_Data excerpts_
****************

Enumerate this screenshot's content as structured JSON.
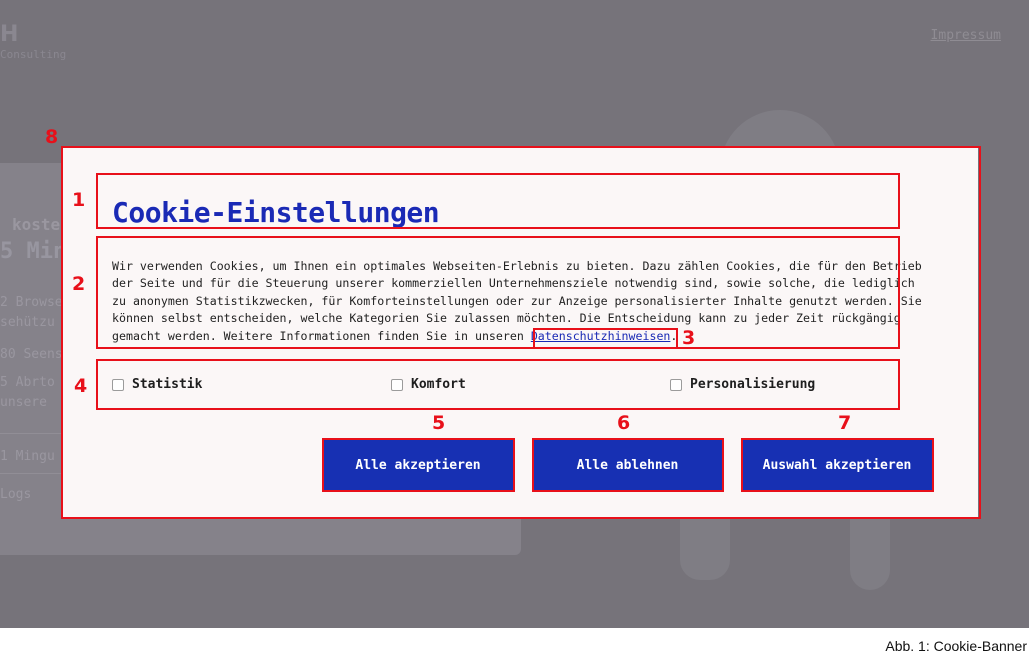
{
  "background_page": {
    "logo_text": "H",
    "logo_subtext": "Consulting",
    "impressum_link": "Impressum",
    "card_lines": [
      "koste",
      "5 Min",
      "2 Browse",
      "sehützu",
      "80 Seens",
      "5 Abrto",
      "unsere",
      "1 Mingu",
      "Logs"
    ]
  },
  "modal": {
    "title": "Cookie-Einstellungen",
    "body_text": "Wir verwenden Cookies, um Ihnen ein optimales Webseiten-Erlebnis zu bieten. Dazu zählen Cookies, die für den Betrieb der Seite und für die Steuerung unserer kommerziellen Unternehmensziele notwendig sind, sowie solche, die lediglich zu anonymen Statistikzwecken, für Komforteinstellungen oder zur Anzeige personalisierter Inhalte genutzt werden. Sie können selbst entscheiden, welche Kategorien Sie zulassen möchten. Die Entscheidung kann zu jeder Zeit rückgängig gemacht werden. Weitere Informationen finden Sie in unseren",
    "privacy_link": "Datenschutzhinweisen",
    "body_end": ".",
    "categories": [
      {
        "label": "Statistik",
        "checked": false
      },
      {
        "label": "Komfort",
        "checked": false
      },
      {
        "label": "Personalisierung",
        "checked": false
      }
    ],
    "buttons": {
      "accept_all": "Alle akzeptieren",
      "reject_all": "Alle ablehnen",
      "accept_selection": "Auswahl akzeptieren"
    }
  },
  "annotations": [
    "1",
    "2",
    "3",
    "4",
    "5",
    "6",
    "7",
    "8"
  ],
  "caption": "Abb. 1: Cookie-Banner",
  "colors": {
    "annotation_red": "#e8101a",
    "button_blue": "#1730b3",
    "title_blue": "#1a2ab5",
    "overlay": "#76737a",
    "modal_bg": "#fbf7f7"
  }
}
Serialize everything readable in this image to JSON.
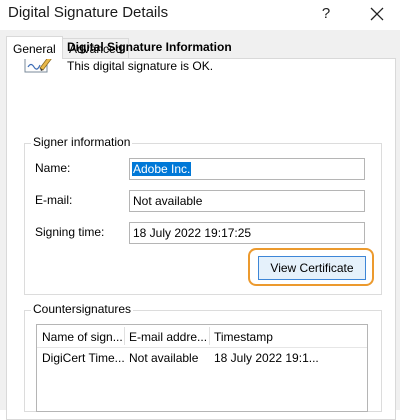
{
  "window": {
    "title": "Digital Signature Details",
    "help_label": "?",
    "close_icon": "close-icon"
  },
  "tabs": [
    {
      "label": "General",
      "active": true
    },
    {
      "label": "Advanced",
      "active": false
    }
  ],
  "info": {
    "icon": "signature-document-icon",
    "title": "Digital Signature Information",
    "status": "This digital signature is OK."
  },
  "signer": {
    "group_label": "Signer information",
    "name_label": "Name:",
    "name_value": "Adobe Inc.",
    "email_label": "E-mail:",
    "email_value": "Not available",
    "time_label": "Signing time:",
    "time_value": "18 July 2022 19:17:25",
    "view_cert_label": "View Certificate",
    "highlight_color": "#ec9a2e"
  },
  "countersignatures": {
    "group_label": "Countersignatures",
    "columns": [
      "Name of sign...",
      "E-mail addre...",
      "Timestamp"
    ],
    "rows": [
      [
        "DigiCert Time...",
        "Not available",
        "18 July 2022 19:1..."
      ]
    ]
  }
}
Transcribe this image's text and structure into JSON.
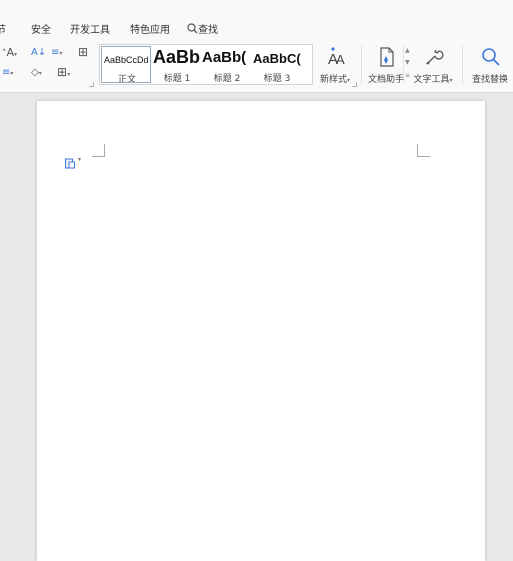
{
  "menu": {
    "items": [
      "节",
      "安全",
      "开发工具",
      "特色应用"
    ],
    "search_label": "查找"
  },
  "ribbon": {
    "font_group": {
      "grow_font_label": "A",
      "sort_label": "A↓",
      "paragraph_spacing_label": "≡",
      "border_label": "⊞",
      "list_label": "≡",
      "shading_label": "◇",
      "table_border_label": "⊞"
    },
    "styles": [
      {
        "preview": "AaBbCcDd",
        "label": "正文"
      },
      {
        "preview": "AaBb",
        "label": "标题 1"
      },
      {
        "preview": "AaBb(",
        "label": "标题 2"
      },
      {
        "preview": "AaBbC(",
        "label": "标题 3"
      }
    ],
    "new_style_label": "新样式",
    "doc_assistant_label": "文档助手",
    "text_tools_label": "文字工具",
    "find_replace_label": "查找替换"
  },
  "colors": {
    "accent": "#3c7ad9",
    "background": "#e8e8e8",
    "ribbon_bg": "#f9f9f9"
  }
}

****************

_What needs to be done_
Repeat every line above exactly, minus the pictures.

_Answer box_
Enumerate this screenshot's content as structured JSON.
{
  "background_page": {
    "logo_text": "H",
    "logo_subtext": "Consulting",
    "impressum_link": "Impressum",
    "card_lines": [
      "koste",
      "5 Min",
      "2 Browse",
      "sehützu",
      "80 Seens",
      "5 Abrto",
      "unsere",
      "1 Mingu",
      "Logs"
    ]
  },
  "modal": {
    "title": "Cookie-Einstellungen",
    "body_text": "Wir verwenden Cookies, um Ihnen ein optimales Webseiten-Erlebnis zu bieten. Dazu zählen Cookies, die für den Betrieb der Seite und für die Steuerung unserer kommerziellen Unternehmensziele notwendig sind, sowie solche, die lediglich zu anonymen Statistikzwecken, für Komforteinstellungen oder zur Anzeige personalisierter Inhalte genutzt werden. Sie können selbst entscheiden, welche Kategorien Sie zulassen möchten. Die Entscheidung kann zu jeder Zeit rückgängig gemacht werden. Weitere Informationen finden Sie in unseren",
    "privacy_link": "Datenschutzhinweisen",
    "body_end": ".",
    "categories": [
      {
        "label": "Statistik",
        "checked": false
      },
      {
        "label": "Komfort",
        "checked": false
      },
      {
        "label": "Personalisierung",
        "checked": false
      }
    ],
    "buttons": {
      "accept_all": "Alle akzeptieren",
      "reject_all": "Alle ablehnen",
      "accept_selection": "Auswahl akzeptieren"
    }
  },
  "annotations": [
    "1",
    "2",
    "3",
    "4",
    "5",
    "6",
    "7",
    "8"
  ],
  "caption": "Abb. 1: Cookie-Banner",
  "colors": {
    "annotation_red": "#e8101a",
    "button_blue": "#1730b3",
    "title_blue": "#1a2ab5",
    "overlay": "#76737a",
    "modal_bg": "#fbf7f7"
  }
}
Serialize everything readable in this image to JSON.
{
  "window": {
    "title": "Digital Signature Details",
    "help_label": "?",
    "close_icon": "close-icon"
  },
  "tabs": [
    {
      "label": "General",
      "active": true
    },
    {
      "label": "Advanced",
      "active": false
    }
  ],
  "info": {
    "icon": "signature-document-icon",
    "title": "Digital Signature Information",
    "status": "This digital signature is OK."
  },
  "signer": {
    "group_label": "Signer information",
    "name_label": "Name:",
    "name_value": "Adobe Inc.",
    "email_label": "E-mail:",
    "email_value": "Not available",
    "time_label": "Signing time:",
    "time_value": "18 July 2022 19:17:25",
    "view_cert_label": "View Certificate",
    "highlight_color": "#ec9a2e"
  },
  "countersignatures": {
    "group_label": "Countersignatures",
    "columns": [
      "Name of sign...",
      "E-mail addre...",
      "Timestamp"
    ],
    "rows": [
      [
        "DigiCert Time...",
        "Not available",
        "18 July 2022 19:1..."
      ]
    ]
  }
}
Transcribe this image's text and structure into JSON.
{
  "menu": {
    "items": [
      "节",
      "安全",
      "开发工具",
      "特色应用"
    ],
    "search_label": "查找"
  },
  "ribbon": {
    "font_group": {
      "grow_font_label": "A",
      "sort_label": "A↓",
      "paragraph_spacing_label": "≡",
      "border_label": "⊞",
      "list_label": "≡",
      "shading_label": "◇",
      "table_border_label": "⊞"
    },
    "styles": [
      {
        "preview": "AaBbCcDd",
        "label": "正文"
      },
      {
        "preview": "AaBb",
        "label": "标题 1"
      },
      {
        "preview": "AaBb(",
        "label": "标题 2"
      },
      {
        "preview": "AaBbC(",
        "label": "标题 3"
      }
    ],
    "new_style_label": "新样式",
    "doc_assistant_label": "文档助手",
    "text_tools_label": "文字工具",
    "find_replace_label": "查找替换"
  },
  "colors": {
    "accent": "#3c7ad9",
    "background": "#e8e8e8",
    "ribbon_bg": "#f9f9f9"
  }
}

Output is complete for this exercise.